We mostly use Linux machines with a sprinkling of Windows. I’m aware you can use the Windows permissions to manage ACLs but since I only use Linux myself, it would be a pain to manage.
Interestingly, the Samba documentation actually includes this as a specific use-case in its documentation. It states:
The ownership of new files and directories is normally governed by effective uid of the connected user. This option allows the Samba administrator to specify that the ownership for new files and directories should be controlled by the ownership of the parent directory.
Common scenarios where this behavior is useful is in implementing drop-boxes, where users can create and edit files but not delete them and ensuring that newly created files in a user’s roaming profile directory are actually owned by the user.
To me, having the server manage this itself is preferable over dicking around with Windows permissions (where mistakes can be made due to human error). This way, I only need to set the ACLs in FreeNAS then add the user to the appropriate group.
EDIT: Having worked on this issue for a few days now, I can’t conclude that it’s working as it should… it’s only kinda-sorta working.
The above works only for files/folders in the root of a dataset, but don’t inherit properly into subfolders or files.
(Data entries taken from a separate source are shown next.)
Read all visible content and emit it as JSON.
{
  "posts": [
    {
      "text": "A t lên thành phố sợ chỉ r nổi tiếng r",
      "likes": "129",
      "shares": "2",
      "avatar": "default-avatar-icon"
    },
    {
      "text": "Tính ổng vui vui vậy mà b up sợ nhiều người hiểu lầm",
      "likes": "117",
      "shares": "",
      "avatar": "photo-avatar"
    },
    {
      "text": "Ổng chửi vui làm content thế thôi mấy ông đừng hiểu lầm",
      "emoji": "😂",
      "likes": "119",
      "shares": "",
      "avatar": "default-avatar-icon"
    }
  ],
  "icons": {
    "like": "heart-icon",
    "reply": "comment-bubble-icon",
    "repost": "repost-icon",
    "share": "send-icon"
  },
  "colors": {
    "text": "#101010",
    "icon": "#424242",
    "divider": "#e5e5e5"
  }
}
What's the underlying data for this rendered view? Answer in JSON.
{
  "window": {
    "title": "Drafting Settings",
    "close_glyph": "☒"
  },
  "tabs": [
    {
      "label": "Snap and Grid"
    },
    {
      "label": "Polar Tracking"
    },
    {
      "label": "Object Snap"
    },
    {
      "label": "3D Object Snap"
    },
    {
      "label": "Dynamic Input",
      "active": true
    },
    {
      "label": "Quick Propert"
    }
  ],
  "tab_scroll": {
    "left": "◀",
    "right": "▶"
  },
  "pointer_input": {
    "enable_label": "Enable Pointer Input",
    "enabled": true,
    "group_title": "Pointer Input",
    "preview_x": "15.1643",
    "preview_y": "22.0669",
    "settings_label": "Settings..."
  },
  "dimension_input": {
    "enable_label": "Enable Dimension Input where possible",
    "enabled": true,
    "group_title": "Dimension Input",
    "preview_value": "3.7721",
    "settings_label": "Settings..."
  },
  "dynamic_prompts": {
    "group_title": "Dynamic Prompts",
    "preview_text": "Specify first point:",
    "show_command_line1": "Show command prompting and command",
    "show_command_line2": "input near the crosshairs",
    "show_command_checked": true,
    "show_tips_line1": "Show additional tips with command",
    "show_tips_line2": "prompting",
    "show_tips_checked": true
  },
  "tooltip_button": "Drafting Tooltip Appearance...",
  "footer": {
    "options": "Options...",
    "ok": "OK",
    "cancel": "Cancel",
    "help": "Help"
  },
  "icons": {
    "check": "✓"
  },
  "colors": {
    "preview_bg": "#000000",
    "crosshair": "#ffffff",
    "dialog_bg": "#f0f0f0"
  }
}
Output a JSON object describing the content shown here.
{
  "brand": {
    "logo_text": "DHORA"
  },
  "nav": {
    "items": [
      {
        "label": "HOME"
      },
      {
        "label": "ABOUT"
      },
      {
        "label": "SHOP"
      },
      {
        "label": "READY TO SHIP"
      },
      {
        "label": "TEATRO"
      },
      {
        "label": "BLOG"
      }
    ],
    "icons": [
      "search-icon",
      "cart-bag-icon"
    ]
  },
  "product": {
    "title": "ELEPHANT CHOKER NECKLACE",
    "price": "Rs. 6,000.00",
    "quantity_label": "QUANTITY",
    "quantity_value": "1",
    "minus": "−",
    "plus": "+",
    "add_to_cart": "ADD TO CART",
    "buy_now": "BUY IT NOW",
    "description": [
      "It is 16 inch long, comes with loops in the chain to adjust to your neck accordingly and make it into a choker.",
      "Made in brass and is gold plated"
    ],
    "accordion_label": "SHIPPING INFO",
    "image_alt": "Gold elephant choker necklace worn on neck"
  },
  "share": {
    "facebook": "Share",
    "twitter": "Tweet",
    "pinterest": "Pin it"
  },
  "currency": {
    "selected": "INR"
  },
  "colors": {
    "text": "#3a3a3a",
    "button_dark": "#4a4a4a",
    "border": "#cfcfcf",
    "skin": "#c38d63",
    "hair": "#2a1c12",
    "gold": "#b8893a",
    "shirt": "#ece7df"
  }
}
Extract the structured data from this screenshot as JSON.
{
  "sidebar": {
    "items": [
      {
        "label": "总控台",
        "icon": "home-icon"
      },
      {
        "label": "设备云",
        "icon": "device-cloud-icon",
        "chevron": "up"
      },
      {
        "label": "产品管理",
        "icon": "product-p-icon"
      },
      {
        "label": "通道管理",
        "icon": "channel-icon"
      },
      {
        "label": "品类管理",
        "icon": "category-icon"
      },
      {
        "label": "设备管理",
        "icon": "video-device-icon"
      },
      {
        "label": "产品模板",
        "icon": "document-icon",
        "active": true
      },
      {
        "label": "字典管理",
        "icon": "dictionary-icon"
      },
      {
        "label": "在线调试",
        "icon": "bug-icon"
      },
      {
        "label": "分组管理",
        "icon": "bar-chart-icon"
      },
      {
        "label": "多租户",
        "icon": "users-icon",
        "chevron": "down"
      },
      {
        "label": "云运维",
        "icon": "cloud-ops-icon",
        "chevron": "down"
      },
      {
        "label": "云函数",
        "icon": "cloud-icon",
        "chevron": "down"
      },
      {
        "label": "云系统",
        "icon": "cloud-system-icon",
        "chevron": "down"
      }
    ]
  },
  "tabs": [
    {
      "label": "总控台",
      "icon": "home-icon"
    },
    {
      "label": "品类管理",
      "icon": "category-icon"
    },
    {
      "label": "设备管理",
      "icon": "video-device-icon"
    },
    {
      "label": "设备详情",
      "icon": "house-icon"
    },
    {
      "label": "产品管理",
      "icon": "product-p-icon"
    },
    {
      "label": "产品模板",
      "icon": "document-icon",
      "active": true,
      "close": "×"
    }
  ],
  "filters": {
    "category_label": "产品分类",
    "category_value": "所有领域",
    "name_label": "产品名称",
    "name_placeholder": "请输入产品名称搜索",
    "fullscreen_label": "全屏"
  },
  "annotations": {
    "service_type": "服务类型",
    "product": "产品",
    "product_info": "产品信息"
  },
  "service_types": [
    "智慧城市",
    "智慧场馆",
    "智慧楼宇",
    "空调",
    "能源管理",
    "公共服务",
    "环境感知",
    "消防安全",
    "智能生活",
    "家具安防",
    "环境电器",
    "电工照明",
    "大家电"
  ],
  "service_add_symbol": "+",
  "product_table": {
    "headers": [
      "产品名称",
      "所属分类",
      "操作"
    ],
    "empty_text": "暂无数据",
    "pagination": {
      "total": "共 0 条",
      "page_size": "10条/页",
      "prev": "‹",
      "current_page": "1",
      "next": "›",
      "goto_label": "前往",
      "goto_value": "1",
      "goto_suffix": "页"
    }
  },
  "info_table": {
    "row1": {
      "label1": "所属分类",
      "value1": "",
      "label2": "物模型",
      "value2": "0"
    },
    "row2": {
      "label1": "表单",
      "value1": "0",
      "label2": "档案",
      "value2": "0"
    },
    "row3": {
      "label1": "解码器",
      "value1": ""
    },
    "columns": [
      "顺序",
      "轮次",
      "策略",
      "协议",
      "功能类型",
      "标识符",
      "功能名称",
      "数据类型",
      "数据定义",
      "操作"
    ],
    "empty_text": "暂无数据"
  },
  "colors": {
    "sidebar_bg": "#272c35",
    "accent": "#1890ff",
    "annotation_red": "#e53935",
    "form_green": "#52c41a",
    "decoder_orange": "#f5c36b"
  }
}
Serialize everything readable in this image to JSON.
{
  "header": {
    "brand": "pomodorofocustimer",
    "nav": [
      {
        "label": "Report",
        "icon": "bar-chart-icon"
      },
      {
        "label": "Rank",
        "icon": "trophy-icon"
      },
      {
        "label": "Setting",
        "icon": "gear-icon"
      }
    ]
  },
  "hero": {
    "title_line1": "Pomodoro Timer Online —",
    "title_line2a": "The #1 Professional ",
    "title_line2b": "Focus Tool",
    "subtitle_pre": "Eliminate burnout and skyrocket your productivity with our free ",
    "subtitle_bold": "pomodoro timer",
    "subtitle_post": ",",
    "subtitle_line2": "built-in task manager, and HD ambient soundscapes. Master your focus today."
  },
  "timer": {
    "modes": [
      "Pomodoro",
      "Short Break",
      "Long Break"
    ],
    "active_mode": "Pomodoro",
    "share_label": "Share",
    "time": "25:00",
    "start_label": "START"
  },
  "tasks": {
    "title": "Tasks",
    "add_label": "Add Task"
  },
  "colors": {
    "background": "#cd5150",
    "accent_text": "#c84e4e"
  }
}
This obviously creates a huge problem because those with write (but not delete) permissions can still delete files via SMB, even with an explicit deny ACL set recursively. I’ve been having some luck by setting dataset share types to “Generic” instead of “SMB” and ACL mode to “Passthrough” (even when used with SMB shares/clients). I’ll report back tomorrow with my findings.